[Records contained in a dataset]
......

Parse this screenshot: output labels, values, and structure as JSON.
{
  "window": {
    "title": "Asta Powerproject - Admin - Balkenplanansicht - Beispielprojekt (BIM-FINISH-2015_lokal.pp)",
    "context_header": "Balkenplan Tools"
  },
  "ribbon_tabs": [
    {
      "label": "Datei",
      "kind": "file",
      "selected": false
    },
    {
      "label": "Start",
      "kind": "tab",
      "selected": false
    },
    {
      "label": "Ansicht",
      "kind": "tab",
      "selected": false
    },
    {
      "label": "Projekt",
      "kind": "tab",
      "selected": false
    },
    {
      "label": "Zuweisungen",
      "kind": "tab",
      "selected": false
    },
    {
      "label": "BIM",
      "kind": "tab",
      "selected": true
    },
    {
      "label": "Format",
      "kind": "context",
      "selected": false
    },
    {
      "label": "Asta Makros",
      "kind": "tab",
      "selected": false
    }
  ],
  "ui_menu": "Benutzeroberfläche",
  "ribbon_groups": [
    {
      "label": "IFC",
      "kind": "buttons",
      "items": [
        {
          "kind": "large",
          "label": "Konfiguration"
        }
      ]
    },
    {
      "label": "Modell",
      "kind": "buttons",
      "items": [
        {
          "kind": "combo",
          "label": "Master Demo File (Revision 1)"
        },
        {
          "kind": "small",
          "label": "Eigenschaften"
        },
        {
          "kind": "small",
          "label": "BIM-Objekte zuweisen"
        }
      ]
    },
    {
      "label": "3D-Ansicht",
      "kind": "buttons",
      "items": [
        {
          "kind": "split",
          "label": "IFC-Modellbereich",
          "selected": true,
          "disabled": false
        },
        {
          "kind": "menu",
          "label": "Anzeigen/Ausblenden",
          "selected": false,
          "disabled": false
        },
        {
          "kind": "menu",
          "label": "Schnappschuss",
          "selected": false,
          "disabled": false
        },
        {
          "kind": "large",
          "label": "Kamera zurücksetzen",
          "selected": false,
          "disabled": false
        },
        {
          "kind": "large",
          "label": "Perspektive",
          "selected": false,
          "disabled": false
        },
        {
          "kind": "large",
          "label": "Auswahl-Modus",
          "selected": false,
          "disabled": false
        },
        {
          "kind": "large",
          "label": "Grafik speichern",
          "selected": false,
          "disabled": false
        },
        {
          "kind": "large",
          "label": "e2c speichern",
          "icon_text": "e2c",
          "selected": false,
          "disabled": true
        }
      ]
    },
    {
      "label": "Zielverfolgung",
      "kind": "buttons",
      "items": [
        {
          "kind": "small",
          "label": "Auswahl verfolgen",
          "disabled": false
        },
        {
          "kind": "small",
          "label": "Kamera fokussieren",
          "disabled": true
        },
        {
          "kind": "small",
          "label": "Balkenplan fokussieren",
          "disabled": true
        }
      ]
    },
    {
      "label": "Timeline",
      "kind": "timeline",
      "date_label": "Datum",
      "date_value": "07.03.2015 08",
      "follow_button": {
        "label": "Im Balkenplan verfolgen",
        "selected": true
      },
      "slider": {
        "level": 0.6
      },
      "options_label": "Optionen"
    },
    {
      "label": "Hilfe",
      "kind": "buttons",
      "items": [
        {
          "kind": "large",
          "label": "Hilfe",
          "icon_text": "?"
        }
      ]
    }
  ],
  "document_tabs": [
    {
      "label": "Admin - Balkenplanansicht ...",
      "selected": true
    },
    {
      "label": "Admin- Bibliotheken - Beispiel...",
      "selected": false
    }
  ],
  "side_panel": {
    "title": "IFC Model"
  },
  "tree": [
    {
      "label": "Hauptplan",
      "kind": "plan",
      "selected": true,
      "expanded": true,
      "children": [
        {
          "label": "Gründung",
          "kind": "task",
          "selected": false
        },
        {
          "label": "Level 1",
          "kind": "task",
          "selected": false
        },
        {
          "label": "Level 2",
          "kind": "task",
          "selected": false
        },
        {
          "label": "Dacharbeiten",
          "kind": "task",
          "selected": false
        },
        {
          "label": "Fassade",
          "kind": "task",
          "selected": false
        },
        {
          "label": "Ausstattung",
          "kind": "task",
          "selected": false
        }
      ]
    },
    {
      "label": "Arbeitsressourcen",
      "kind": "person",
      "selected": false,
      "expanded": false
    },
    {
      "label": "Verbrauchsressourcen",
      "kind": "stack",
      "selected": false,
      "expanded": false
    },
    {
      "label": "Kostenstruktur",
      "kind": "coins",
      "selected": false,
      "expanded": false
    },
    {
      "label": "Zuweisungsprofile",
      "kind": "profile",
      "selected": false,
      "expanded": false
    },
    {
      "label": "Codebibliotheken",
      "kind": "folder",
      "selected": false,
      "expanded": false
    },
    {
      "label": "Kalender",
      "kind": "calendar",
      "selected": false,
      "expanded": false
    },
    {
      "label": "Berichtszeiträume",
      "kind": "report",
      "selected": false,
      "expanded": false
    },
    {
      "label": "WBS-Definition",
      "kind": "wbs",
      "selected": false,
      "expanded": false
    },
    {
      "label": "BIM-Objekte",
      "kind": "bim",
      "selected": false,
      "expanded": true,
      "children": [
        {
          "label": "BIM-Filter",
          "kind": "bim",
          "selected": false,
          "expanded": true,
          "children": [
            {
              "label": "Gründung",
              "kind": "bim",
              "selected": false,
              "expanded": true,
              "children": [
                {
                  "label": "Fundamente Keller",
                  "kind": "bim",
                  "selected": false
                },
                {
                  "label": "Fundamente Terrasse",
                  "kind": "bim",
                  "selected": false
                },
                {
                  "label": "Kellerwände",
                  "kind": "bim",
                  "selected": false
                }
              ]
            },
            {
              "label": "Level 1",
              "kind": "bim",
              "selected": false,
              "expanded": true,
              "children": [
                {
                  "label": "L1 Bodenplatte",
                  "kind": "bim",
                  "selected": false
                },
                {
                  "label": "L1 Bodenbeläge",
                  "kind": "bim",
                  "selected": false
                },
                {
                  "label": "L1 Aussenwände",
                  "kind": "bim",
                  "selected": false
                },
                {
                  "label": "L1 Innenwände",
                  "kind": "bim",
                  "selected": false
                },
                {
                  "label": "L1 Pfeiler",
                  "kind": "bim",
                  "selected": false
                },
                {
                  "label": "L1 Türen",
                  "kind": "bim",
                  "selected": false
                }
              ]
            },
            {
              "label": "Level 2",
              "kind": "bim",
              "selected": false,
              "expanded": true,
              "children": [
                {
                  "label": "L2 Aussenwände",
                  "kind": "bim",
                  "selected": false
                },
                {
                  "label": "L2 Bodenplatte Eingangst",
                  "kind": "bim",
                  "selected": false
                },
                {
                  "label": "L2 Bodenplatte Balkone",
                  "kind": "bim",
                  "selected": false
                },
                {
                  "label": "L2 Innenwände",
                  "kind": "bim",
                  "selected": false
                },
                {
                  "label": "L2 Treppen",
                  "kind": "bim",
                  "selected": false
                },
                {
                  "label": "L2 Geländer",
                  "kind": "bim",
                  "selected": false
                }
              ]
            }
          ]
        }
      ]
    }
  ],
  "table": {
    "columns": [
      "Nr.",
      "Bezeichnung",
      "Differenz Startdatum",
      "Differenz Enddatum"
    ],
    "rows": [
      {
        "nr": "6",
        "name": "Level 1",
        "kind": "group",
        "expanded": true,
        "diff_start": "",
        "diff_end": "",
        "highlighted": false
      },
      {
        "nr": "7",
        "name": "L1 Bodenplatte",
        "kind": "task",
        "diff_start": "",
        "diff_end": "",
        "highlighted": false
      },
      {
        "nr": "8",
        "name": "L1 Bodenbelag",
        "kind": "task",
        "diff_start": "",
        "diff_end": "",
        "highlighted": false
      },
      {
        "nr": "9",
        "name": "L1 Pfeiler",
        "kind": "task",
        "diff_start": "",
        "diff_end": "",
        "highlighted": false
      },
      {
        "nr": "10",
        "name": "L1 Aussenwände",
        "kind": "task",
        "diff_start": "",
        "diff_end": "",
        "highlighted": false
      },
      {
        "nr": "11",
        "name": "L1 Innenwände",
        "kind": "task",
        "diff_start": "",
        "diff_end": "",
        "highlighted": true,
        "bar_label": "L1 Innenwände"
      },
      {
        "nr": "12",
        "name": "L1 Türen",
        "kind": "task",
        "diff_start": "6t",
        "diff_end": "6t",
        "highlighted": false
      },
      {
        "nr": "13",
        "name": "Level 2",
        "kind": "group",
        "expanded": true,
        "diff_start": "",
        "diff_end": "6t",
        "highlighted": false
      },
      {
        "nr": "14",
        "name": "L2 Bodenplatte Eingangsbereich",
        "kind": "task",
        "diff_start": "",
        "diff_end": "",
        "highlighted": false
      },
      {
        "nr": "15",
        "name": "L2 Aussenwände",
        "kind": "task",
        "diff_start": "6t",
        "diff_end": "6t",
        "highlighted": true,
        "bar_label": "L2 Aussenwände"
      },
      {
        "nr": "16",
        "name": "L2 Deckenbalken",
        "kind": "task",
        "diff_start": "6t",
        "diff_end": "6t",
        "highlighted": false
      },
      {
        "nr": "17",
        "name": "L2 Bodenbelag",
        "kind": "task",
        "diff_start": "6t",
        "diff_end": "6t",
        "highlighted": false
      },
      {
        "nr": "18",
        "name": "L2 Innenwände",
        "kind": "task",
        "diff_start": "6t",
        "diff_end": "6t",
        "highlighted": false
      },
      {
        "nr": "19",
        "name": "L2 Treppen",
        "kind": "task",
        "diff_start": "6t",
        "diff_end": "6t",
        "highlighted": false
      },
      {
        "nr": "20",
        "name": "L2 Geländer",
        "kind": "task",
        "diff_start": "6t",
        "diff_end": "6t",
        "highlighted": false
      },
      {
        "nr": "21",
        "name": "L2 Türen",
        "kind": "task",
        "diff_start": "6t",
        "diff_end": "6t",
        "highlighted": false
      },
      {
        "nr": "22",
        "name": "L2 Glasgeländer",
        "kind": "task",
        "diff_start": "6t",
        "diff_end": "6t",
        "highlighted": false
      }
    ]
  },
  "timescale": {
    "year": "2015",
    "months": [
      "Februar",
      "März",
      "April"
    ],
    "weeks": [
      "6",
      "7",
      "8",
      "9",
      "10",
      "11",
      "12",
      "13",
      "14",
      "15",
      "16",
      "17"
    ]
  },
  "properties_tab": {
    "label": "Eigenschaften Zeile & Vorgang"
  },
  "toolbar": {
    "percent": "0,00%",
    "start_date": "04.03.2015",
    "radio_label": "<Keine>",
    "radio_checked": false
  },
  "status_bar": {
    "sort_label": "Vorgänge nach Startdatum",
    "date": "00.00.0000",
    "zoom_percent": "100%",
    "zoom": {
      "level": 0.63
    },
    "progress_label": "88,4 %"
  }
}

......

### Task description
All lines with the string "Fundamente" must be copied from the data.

### Reply to the exercise
                  "label": "Fundamente Keller",
                  "label": "Fundamente Terrasse",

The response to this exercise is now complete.